I AM neither an attending football supporter nor am I in any way qualified in epidemiology, but perhaps I can help out with Graeme McGarry’s appeal for enlightenment on why the start of full attendance at football was delayed (Where is the method in call to delay crowd resumption?, Jan 14).

As I watch a member of our household climbing the walls with boredom and a firm belief that the world has turned against him and his fellow supporters, I do understand the frustration of fans who are keen to get back to the normality of unlimited crowds at stadiums. Like Graeme, he only seems to focus on the unfairness of the limits being imposed on him, probably to protect him and others from falling victim to a highly contagious infection which he probably believes his youthful, healthy and jabbed body will keep at bay.

READ MORE: What Scottish Covid restrictions are being lifted and when is FM's update?

Graeme asks for a clear and reasonable explanation for the end of the ban not having been introduced without delay – which surprises me as I have heard it so often in the First Minister’s responses to this very question on several occasions in parliament.

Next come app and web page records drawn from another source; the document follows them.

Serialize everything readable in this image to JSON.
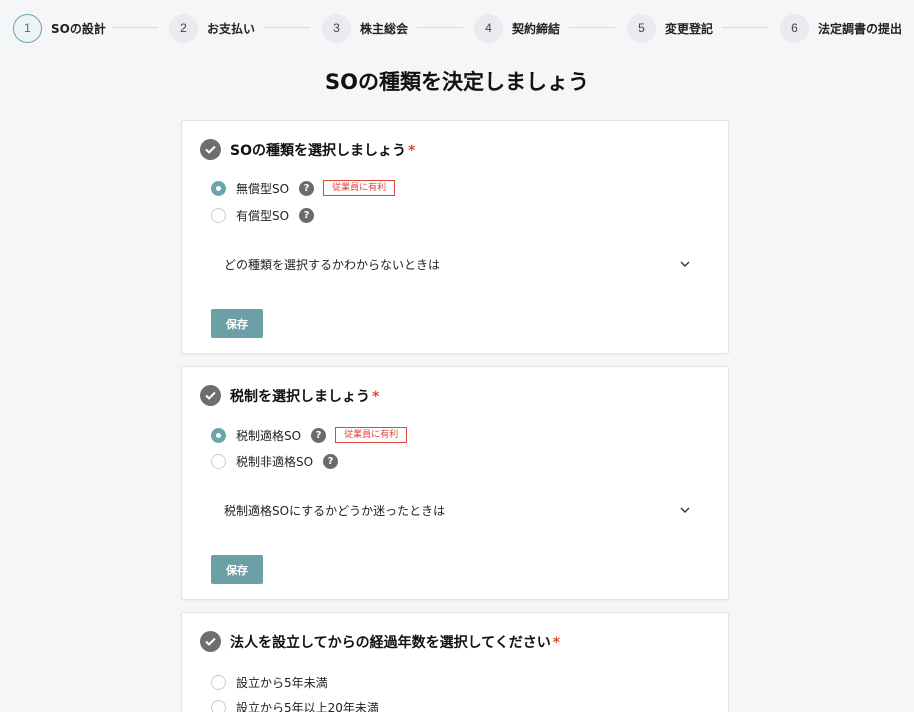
{
  "stepper": {
    "steps": [
      {
        "number": "1",
        "label": "SOの設計"
      },
      {
        "number": "2",
        "label": "お支払い"
      },
      {
        "number": "3",
        "label": "株主総会"
      },
      {
        "number": "4",
        "label": "契約締結"
      },
      {
        "number": "5",
        "label": "変更登記"
      },
      {
        "number": "6",
        "label": "法定調書の提出"
      }
    ],
    "active_step": "1"
  },
  "page_title": "SOの種類を決定しましょう",
  "colors": {
    "accent": "#6aa0a6",
    "required": "#e0453a",
    "badge": "#e0453a",
    "background": "#f5f6f8"
  },
  "cards": [
    {
      "title": "SOの種類を選択しましょう",
      "required_mark": "*",
      "options": [
        {
          "label": "無償型SO",
          "selected": true,
          "help": "?",
          "badge": "従業員に有利"
        },
        {
          "label": "有償型SO",
          "selected": false,
          "help": "?"
        }
      ],
      "accordion_label": "どの種類を選択するかわからないときは",
      "save_label": "保存"
    },
    {
      "title": "税制を選択しましょう",
      "required_mark": "*",
      "options": [
        {
          "label": "税制適格SO",
          "selected": true,
          "help": "?",
          "badge": "従業員に有利"
        },
        {
          "label": "税制非適格SO",
          "selected": false,
          "help": "?"
        }
      ],
      "accordion_label": "税制適格SOにするかどうか迷ったときは",
      "save_label": "保存"
    },
    {
      "title": "法人を設立してからの経過年数を選択してください",
      "required_mark": "*",
      "options": [
        {
          "label": "設立から5年未満",
          "selected": false
        },
        {
          "label": "設立から5年以上20年未満",
          "selected": false
        }
      ]
    }
  ],
  "icons": {
    "step_check": "check-icon",
    "accordion": "chevron-down-icon",
    "help": "question-icon"
  }
}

The safety of those attending is one thing (although if fans wish to put themselves and their families at risk, that is a matter for the conscience of those individuals) but the reason for delay goes beyond the “me, me” attitude of some of the supporters and indeed other financially interested parties in the sport and other business sectors.

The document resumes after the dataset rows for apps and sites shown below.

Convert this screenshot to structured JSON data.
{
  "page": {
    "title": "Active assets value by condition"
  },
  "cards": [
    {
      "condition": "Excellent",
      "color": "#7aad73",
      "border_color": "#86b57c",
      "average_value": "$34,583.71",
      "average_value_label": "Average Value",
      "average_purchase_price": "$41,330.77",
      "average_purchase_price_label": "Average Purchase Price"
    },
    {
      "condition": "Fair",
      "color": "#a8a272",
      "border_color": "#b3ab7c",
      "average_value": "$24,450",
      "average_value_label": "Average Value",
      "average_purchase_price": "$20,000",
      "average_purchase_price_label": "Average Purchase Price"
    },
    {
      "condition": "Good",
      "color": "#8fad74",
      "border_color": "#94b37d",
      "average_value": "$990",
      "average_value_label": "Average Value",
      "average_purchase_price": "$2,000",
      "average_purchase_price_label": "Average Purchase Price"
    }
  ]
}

Opening the doors to large numbers throughout the country affects public transport, police, ambulance service and hospitals, all of whom have been desperately struggling with serious numbers of absentees self-isolating or worse, as a result of the recent surge of infections.

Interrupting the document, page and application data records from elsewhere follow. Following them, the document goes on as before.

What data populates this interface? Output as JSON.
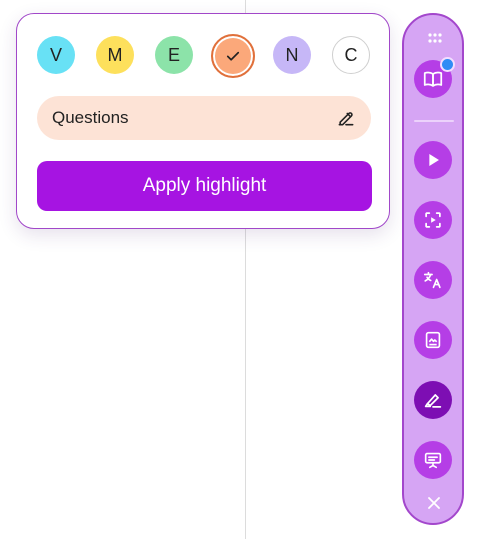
{
  "highlight_popover": {
    "colors": [
      {
        "letter": "V",
        "color": "#68e1f5",
        "selected": false
      },
      {
        "letter": "M",
        "color": "#fde05c",
        "selected": false
      },
      {
        "letter": "E",
        "color": "#8ce3a9",
        "selected": false
      },
      {
        "letter": "",
        "color": "#fba87a",
        "selected": true
      },
      {
        "letter": "N",
        "color": "#c6b7f7",
        "selected": false
      },
      {
        "letter": "C",
        "color": "#ffffff",
        "selected": false
      }
    ],
    "note_label": "Questions",
    "note_background": "#fde3d6",
    "apply_label": "Apply highlight",
    "accent_color": "#a614e2"
  },
  "toolbar": {
    "tools": [
      {
        "icon": "book-icon",
        "has_badge": true
      },
      {
        "icon": "play-icon"
      },
      {
        "icon": "video-replay-icon"
      },
      {
        "icon": "translate-icon"
      },
      {
        "icon": "image-card-icon"
      },
      {
        "icon": "highlighter-icon",
        "active": true
      },
      {
        "icon": "presentation-icon"
      }
    ],
    "close_icon": "close-icon",
    "background": "#d6a5f4",
    "tool_color": "#b53ee6",
    "active_tool_color": "#7d0eb3"
  }
}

A wee bit of understanding and patience is all that the government and its health advisers have been asking for in the hope that when the gates are opened wide, those vital services will be in a better position to deal with the situation. I hope that this qualifies as a clear and reasonable explanation as requested by Graeme.

As I said, I too will be so glad when I can scrape my family member off the wall and send him off to enjoy his sport again but please do remember, it is not all about football supporters.

Angus J Stewart
South Queensferry

ANDY Murray’s decision to decline an invitation to play an exhibition match in Saudi Arabia should be commended by those who value human rights and dignity above the avaricious pursuit of wealth. Whilst high-profile golfers like Bryson De Chambeau and Shane Lowry and boxers like Anthony Joshua have all participated in events held in Saudi Arabia, Andy has placed human rights and values above financial gain.

In 2018 his fellow tennis stars Rafael Nadal and Novak Djokovic both accepted an invitation to play in Saudi that was postponed only when the Spaniard suffered an injury. Like the disgraceful decision by the Spanish Football Federation to play its Super Cup in Saudi at present, the overwhelming motive of these sporting individuals and groups is the acquisition of mammon regardless of the brutality of the regime involved.

READ MORE: Andy Murray rejected massive payday over human rights concerns

The autocratic Saudi regime’s human rights record is truly deplorable, including public beheadings, legalised state torturing and religious discrimination. The UK Government, unsurprisingly, continues to sell weaponry and expertise to them as they carry on their merciless bombing of civilian populations in the Yemen. Predictably, hypocritical members of the government such as Raab and Truss are wheeled out regularly to condemn Saudi actions, safe in the knowledge that Mohammed bin Salman and his cronies will recognise that, just as Thatcher’s government did with the policy of Apartheid in South Africa, they must pay lip-service to his crimes against humanity for appearance’s sakes.

Andy Murray’s moral stance has placed common decency and unalienable human rights above personal aggrandisement and his commitment to the sanctity of human life should shame many of his fellow sports stars as well as governments around the world.

Owen Kelly

DAVID Roche’s timely letter on National Anthems for Scotland (Jan 13) revived memories of the late Frank Muir (a “Kentish Lad” with a great sense of humour).

He recalled a radio broadcast of the wonderful Polish Army Choir’s tour of Scotland. After a beautiful rendering of the Eriskay Love Lilt, the Choirmaster announced “And now an old Harry Lauder favourite: ‘Will you Stop Tickling your Jock!”

Perhaps Mr Roche had more than one reason for eliminating this song as a contender.

James Stevenson

PAGE 10 of Friday’s National carried two pieces by Gregor Young: “Scots sports share £2.55m of funding from government” and “Scottish offshore WING growth at risk from rising transmission costs.”

Could it be that Gregor’s mind was still in sport mode?

Barry Stewart